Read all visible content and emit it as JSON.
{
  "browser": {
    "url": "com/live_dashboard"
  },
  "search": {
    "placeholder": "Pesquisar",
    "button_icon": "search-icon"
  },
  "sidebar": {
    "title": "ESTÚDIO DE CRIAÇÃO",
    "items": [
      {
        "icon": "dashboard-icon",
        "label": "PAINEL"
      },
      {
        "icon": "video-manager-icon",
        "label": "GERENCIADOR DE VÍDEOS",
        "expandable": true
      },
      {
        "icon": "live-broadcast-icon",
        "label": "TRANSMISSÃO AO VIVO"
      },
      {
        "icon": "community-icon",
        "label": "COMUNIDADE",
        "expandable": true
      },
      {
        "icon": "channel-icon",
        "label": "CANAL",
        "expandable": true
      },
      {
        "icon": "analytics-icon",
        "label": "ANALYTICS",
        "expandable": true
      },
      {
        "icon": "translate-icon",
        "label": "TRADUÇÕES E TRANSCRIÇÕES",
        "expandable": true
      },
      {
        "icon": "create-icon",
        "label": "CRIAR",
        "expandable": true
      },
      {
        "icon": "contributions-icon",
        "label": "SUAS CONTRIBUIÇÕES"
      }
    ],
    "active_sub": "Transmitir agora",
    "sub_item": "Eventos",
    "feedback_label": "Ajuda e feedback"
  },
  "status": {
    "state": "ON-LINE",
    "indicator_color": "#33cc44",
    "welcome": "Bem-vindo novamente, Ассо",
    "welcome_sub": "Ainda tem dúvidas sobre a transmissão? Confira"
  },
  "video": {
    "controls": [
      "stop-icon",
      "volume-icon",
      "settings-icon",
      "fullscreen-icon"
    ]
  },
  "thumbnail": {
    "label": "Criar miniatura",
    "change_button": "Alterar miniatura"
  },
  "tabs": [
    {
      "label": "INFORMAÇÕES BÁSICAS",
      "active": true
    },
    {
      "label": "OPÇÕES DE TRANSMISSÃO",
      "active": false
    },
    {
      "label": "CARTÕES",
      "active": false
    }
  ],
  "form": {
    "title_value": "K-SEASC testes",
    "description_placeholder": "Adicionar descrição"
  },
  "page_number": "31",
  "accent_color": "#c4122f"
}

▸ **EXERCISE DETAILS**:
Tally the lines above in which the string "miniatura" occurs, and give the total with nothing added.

▸ **RESPONSE TO THIS TASK**:
2